Dance Movement Therapy

Written by Daisy Thompson, LMSW, LCDC-I “Dance first. Think later. It’s the natural order.” -Samuel Becket According to the American Dance Therapy Association (ADTA) dance movement therapy (DMT) is a well-established psychotherapeutic intervention which is based on the empirically supported concept that body, mind, and spirit are interconnected, and that the psychotherapeutic use of movement … Read More

Starting the Conversation—College Life, Eating Disorders and Comorbidity

Written by Stephanie Bagby-Stone, MD When it comes to struggling with an eating disorder, college is a high risk time. The median age of onset for most eating disorders occurs during these years.2 Studies on college campuses report that nearly 1 in 3 women and 1 in 4 men have disordered eating or unhealthy weight … Read More

Healing Self Judgment with Improvisation

Written by Rachel Makorsky, LCSW, Therapist at McCallum Place Austin Many of us have experienced self-judgment and self-critical thinking. It does not feel good. For clients suffering from an eating disorder, self-judgment can be a common challenge. Currently at McCallum Place Austin, we facilitate an innovative group called “Therapeutic Improvisation.” The rules, skills and lessons … Read More

Yoga in Eating Disorder Treatment
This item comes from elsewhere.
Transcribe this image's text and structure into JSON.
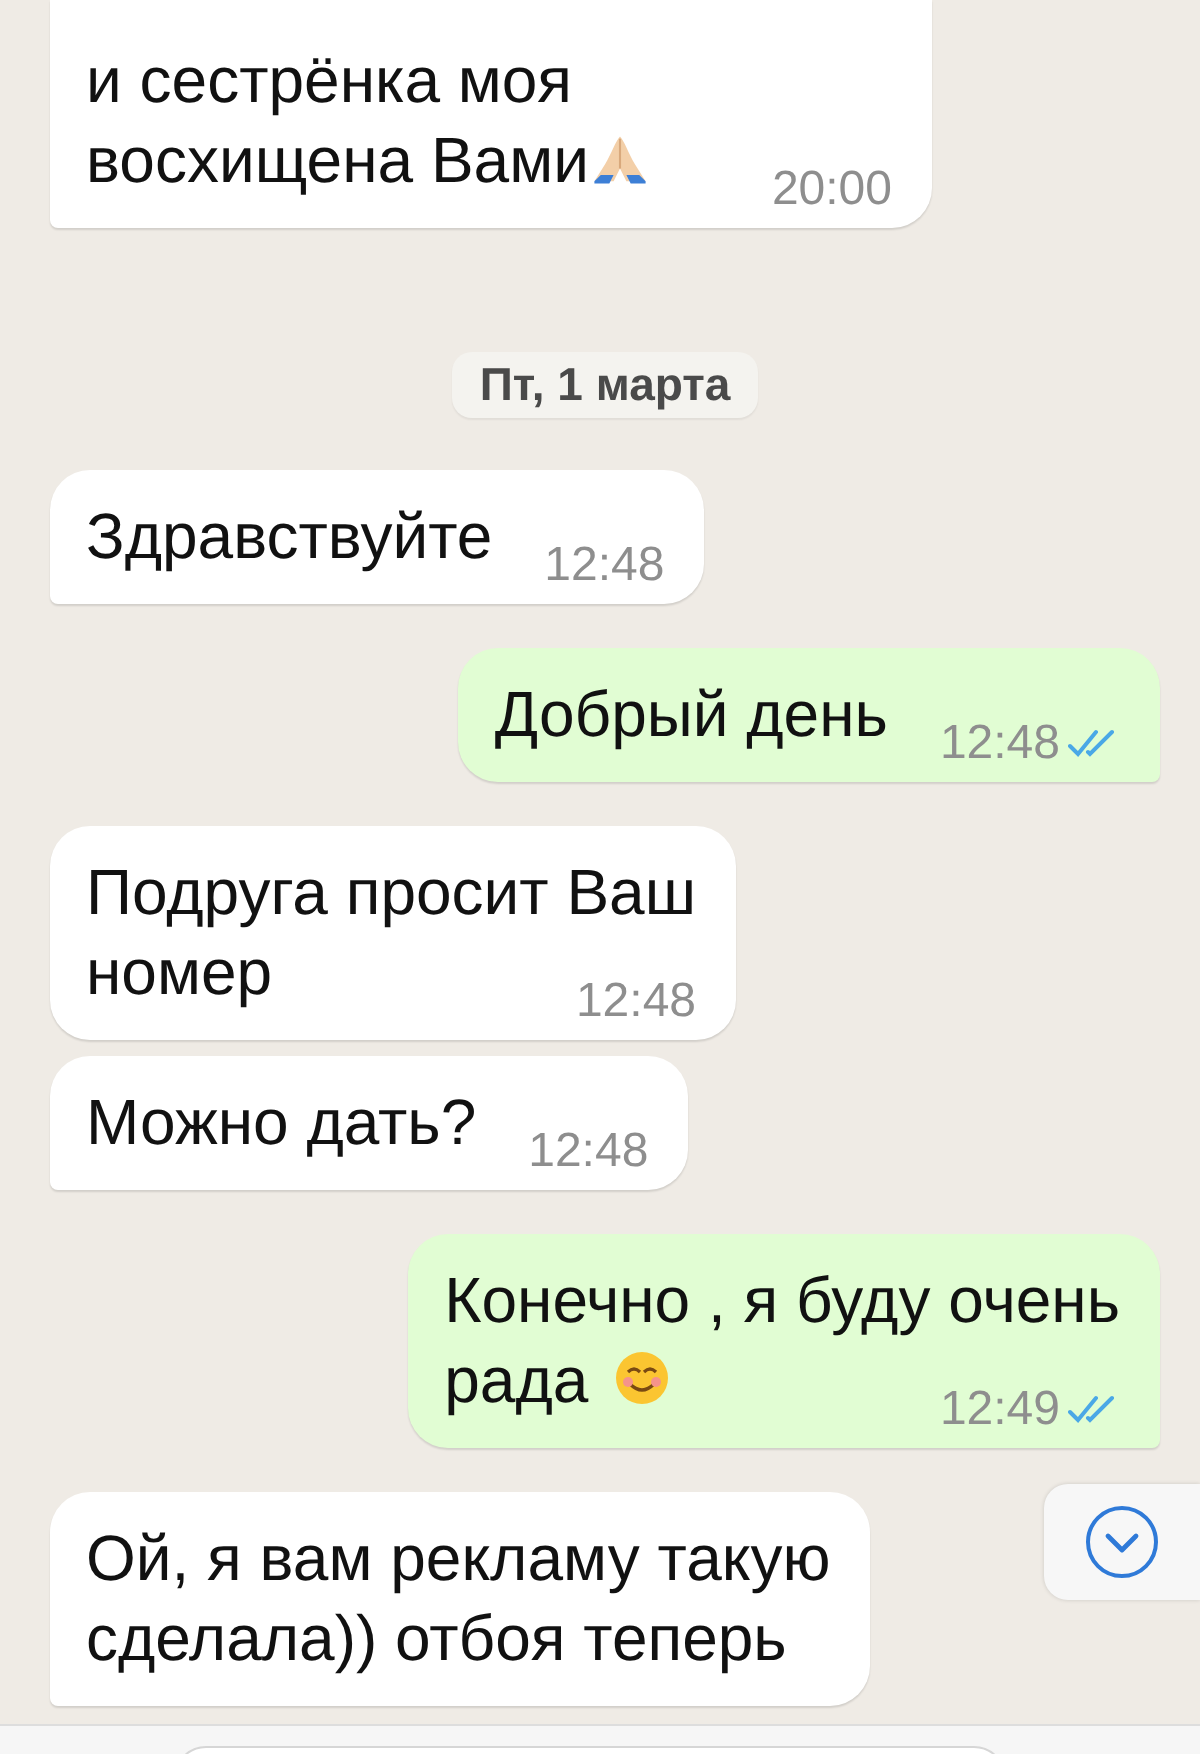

Written by Caroline McCarter, E-RYT, Therapist at McCallum Place Austin The benefits of using Yoga as an adjunct treatment for eating disorders (ED) are vast. I have first-hand experience of the progress my clients make using Yoga psychology (neutral investigation into behaviors), mindful movement (creating linkage between the mind and body by way of the … Read More